OOF – A New Programming Metaphor


The “OOF” or “Object-Oriented Fail” family of languages is intended to deliver reliable, deterministic, 100% failure rates to public institutions seeking to implement social programs to increase nationwide stress, eliminate all disposable income of and decrease the average quality-of-life for all members of the middle class.


In the past, OO languages have been forced to choose between single- and multiple-inheritance models. OOF languages, however, dispense with this model by introducing the concept of “half inheritance”: derived classes will inherit precisely half of the properties of their base classes, selected by a pseudorandom number generator at runtime. This ensures that no defined class can be represented as a directed acyclic graph or UML model. By choosing the revolutionary half-inheritance model, all “design-up-front” development methodologies will be rendered instantly obsolete.


Instead of employing memory management, OOF languages must, in the initialization routine of the garbage injector, use operating system calls to allocate and pre-initialize the largest block of free heap available. Access to objects and variables must be aligned on “n”-byte boundaries, where “n” represents the current day of the month. This will provide consistency in the number of available variables and/or objects in a given program on a given day. Programmers should take care to design their usage of variables and objects with the lowest day-number of any given month in mind. All access to heap memory is through pointers in the code segment, which are to be managed by the garbage injector.


The garbage injector’s prime responsibility is to modify the addresses of all such aforementioned pointers using the same runtime pseudorandom number generator as used by the half-inheritance system. Data pointed to will be copied from its original location to its new location in ascending order. No mechanism is provided to examine the usage of the new location prior to overwriting its data with the result of the pending copy operation. This mandatory operation will run during idle CPU cycles, and result in a consistently inconsistent execution environment for all system and user programs.

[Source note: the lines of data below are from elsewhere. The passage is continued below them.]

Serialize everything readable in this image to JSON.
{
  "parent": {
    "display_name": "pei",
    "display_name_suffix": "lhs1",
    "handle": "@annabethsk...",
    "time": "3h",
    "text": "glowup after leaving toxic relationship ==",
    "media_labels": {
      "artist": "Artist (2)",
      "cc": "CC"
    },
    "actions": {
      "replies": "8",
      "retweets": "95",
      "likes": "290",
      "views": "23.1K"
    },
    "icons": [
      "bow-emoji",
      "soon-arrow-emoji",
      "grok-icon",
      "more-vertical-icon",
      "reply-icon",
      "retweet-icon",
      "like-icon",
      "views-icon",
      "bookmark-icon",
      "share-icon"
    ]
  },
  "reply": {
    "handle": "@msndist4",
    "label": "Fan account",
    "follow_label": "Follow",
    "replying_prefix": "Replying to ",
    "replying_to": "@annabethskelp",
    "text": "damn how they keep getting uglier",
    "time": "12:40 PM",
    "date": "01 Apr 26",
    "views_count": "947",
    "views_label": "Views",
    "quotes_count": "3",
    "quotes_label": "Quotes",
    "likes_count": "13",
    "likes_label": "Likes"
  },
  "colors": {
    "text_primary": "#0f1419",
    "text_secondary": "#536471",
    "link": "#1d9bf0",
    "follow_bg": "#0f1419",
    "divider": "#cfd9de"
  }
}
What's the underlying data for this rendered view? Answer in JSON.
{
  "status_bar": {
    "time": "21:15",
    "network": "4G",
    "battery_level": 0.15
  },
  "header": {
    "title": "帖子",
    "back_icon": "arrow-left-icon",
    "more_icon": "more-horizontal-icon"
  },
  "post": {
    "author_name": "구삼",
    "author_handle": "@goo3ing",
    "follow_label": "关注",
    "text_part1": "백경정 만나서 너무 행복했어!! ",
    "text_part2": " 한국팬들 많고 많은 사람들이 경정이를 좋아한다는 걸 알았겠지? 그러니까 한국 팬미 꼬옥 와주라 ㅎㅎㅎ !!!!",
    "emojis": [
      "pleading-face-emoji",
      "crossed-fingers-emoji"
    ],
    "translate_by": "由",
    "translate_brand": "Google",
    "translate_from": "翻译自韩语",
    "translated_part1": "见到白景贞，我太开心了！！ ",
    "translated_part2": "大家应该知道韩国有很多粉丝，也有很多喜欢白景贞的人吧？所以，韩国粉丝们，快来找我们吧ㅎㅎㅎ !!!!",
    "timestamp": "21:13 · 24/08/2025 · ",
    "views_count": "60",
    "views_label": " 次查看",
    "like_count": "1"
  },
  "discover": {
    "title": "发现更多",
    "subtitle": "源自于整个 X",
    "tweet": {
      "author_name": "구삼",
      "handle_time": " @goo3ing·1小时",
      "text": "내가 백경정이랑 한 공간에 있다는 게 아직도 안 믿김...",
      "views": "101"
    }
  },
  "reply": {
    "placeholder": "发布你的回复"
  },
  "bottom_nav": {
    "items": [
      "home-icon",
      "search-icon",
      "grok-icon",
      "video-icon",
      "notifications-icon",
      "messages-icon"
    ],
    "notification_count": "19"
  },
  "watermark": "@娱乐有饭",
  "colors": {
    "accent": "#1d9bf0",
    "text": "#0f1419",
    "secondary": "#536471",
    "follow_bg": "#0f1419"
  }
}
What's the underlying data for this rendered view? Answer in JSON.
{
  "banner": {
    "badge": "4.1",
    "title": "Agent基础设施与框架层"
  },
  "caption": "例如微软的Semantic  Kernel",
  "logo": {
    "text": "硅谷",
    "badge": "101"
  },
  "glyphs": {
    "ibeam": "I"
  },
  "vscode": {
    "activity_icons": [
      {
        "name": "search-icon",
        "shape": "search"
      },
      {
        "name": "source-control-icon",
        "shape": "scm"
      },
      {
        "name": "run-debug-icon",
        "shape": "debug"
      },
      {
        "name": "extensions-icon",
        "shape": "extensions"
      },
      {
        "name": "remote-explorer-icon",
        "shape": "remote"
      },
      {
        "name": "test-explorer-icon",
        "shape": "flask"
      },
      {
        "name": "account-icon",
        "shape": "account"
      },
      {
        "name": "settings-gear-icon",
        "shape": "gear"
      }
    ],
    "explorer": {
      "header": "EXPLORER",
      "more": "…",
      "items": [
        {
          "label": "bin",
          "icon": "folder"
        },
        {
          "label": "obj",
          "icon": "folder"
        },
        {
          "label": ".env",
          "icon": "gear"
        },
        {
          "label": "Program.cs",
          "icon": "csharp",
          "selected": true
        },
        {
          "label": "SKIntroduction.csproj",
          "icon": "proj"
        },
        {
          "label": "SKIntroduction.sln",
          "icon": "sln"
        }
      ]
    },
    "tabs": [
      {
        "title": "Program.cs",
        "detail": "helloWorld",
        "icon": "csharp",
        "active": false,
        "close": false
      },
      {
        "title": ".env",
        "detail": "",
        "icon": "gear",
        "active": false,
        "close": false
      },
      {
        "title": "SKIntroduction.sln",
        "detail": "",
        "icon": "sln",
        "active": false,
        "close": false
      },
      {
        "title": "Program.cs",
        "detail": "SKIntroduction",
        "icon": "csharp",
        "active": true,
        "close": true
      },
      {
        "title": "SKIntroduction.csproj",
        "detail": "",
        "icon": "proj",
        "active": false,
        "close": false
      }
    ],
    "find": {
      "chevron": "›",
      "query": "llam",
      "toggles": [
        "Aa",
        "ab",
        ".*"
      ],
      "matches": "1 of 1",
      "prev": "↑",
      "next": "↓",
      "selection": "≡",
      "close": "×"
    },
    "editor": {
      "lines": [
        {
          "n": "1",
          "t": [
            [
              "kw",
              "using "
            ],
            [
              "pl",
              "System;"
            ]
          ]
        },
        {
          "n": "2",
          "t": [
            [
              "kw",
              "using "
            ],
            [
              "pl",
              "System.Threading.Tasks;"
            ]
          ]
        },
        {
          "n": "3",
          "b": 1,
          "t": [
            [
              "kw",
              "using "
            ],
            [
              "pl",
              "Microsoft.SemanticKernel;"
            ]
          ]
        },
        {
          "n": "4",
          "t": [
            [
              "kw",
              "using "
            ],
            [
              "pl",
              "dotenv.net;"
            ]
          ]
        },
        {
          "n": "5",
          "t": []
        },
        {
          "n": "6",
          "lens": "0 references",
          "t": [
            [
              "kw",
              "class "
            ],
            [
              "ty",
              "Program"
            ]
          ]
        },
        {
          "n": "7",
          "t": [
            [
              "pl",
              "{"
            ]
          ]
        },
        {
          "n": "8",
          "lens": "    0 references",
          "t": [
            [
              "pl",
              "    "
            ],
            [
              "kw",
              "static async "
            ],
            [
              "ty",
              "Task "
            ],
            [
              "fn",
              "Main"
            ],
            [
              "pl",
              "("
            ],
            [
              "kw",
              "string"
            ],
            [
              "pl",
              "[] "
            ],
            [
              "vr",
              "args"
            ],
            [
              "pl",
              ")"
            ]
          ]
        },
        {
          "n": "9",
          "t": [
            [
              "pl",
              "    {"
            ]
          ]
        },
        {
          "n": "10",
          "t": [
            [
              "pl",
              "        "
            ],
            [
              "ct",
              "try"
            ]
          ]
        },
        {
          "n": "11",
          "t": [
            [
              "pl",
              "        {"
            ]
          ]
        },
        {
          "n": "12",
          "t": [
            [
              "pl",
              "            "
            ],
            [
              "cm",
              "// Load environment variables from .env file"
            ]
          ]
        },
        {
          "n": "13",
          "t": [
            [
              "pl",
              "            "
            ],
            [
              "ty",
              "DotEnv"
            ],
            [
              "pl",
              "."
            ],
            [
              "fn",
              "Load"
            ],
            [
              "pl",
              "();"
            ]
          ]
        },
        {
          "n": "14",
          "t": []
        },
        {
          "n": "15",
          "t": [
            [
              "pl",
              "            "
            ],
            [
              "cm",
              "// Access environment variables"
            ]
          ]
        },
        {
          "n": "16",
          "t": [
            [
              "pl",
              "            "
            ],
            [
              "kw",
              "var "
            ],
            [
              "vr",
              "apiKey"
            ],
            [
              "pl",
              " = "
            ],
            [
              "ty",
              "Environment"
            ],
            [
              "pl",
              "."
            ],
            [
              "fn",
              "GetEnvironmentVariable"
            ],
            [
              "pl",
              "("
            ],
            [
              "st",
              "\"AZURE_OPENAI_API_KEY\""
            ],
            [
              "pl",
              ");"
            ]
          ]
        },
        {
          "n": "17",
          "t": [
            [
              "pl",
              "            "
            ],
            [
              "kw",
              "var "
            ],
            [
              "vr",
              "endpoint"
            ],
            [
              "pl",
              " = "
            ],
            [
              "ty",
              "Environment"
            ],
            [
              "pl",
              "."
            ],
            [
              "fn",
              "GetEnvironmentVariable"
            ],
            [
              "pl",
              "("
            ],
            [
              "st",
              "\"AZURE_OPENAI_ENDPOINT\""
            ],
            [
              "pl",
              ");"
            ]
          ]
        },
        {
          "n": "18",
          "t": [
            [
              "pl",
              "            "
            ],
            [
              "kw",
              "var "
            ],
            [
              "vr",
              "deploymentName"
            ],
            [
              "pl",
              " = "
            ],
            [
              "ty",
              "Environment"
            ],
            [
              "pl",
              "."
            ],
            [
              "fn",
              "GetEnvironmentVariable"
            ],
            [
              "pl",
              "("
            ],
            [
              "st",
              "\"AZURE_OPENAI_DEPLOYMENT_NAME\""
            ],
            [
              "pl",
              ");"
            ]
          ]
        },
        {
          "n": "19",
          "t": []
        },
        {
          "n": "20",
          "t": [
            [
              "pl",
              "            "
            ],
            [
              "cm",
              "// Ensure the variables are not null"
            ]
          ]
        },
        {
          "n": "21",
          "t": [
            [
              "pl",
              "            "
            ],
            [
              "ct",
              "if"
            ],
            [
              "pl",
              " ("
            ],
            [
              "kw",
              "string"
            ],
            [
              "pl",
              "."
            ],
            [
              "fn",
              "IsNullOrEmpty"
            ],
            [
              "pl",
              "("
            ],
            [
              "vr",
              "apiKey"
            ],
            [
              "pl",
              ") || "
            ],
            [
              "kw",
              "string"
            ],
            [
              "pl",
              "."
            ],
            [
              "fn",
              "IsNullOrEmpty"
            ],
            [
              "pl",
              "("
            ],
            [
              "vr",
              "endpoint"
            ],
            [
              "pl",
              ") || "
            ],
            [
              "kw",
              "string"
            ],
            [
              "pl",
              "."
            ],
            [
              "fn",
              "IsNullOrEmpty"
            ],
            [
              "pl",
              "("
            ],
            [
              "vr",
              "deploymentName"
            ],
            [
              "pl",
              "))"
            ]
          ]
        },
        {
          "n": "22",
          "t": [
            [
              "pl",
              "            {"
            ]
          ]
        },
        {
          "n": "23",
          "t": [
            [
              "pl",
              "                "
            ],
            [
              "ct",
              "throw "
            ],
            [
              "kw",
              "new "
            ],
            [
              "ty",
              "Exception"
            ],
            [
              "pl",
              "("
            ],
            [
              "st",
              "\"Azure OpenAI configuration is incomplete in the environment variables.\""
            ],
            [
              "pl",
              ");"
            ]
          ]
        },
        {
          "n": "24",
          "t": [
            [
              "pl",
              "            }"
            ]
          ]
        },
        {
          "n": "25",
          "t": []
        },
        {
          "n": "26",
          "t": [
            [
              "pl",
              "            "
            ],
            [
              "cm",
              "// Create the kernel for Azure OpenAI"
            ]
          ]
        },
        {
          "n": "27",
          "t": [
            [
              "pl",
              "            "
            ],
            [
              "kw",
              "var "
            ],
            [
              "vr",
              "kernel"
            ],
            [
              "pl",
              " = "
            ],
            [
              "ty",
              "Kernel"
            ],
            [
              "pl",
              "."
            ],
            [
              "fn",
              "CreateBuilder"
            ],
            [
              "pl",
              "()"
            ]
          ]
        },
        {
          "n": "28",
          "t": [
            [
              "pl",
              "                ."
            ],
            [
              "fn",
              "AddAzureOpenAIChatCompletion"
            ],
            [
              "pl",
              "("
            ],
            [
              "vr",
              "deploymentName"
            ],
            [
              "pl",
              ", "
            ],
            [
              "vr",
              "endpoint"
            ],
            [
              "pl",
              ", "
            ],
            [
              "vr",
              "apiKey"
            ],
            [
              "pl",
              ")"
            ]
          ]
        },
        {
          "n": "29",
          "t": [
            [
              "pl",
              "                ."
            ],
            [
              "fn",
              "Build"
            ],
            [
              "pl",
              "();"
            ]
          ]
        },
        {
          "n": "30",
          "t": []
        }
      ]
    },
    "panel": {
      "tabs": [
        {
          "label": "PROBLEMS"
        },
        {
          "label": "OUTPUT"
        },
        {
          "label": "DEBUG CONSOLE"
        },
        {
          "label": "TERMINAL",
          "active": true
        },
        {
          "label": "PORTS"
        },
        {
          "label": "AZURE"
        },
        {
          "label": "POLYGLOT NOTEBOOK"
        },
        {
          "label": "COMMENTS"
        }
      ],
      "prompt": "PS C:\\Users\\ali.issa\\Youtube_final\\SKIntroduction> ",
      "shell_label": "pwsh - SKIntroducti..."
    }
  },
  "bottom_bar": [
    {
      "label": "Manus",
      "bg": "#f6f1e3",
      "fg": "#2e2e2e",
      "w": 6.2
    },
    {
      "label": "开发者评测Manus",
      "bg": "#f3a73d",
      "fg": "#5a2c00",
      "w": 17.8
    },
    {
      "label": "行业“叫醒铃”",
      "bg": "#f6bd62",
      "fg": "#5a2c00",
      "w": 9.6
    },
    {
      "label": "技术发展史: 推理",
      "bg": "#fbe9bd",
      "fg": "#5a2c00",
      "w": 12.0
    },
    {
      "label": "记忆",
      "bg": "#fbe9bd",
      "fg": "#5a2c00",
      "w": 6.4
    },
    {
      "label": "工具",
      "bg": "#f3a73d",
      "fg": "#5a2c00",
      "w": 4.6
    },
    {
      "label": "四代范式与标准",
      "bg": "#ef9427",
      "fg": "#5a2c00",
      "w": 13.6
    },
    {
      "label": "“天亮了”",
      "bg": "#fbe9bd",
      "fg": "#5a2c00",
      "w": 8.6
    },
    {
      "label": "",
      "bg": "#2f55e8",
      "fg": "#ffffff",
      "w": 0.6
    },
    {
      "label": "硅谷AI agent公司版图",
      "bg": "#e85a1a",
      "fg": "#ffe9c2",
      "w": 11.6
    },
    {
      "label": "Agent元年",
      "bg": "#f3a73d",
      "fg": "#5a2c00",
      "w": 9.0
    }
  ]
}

The garbage collector will address the inconsistencies of the OOF program’s execution environment, as ensured by the garbage injector. Its operation is simple: any access to variables or objects will trigger a call into system BIOS routines which will reboot the entire computer, thus eliminating any inconsistencies in the program’s state, and indeed, the program’s ability to store and retrieve state at all.


We recommend that the runtime library for any OOF language be web-enabled in such a manner as to crash or otherwise disable the end user’s web user agent when any request is made for an OOF program or subroutine. Ideally, this disabling mechanism should also initiate a low-level format of the user’s fixed storage devices. It is recommended that any government implementation of an OOF system be paired with extensive subsidies for large computer repair establishments, such as The Geek Squad. This will provide ┬ámaximal economic benefit to all.

Tried Solutions are not Tired Solutions

This article provides a great argument to why a tried-and-tested database like the one provided in GT.M is a better solution than the trendy, buzzword-compliant, Johnny-come-lately industry darling of the day. If a social networking package finds MongoDB’s consistency problems unacceptable, imagine the disaster lurking for its use in the kinds of apps currently being supported with MUMPS databases! Also, the problems inherent in querying these kinds of databases for any but the most simple set of predicates is barely even covered.

While one could argue that MUMPS suffers from a lack of sex appeal that keeps it a little-known and oft-ridiculed language, let’s remember that the resilience of our flagship VistA–in spite of its mother agency’s constant and concerted efforts to kill it–is in large part due to the small and dedicated community that has built up around supporting and improving it. Perhaps we should entertain the idea that a smaller, more focused community of good people is better for our language and its applications than a large and well-known group, which would invariably be fated to follow the unstable and expensive path dictated by the wiles of a fickle and short-sighted industry.

Long story short, we should focus on improving the existing MUMPS language and database, and be extremely careful to avoid being distracted by the lure of bright, shiny objects. There are no silver bullets, and anything that sounds too good to be true probably is.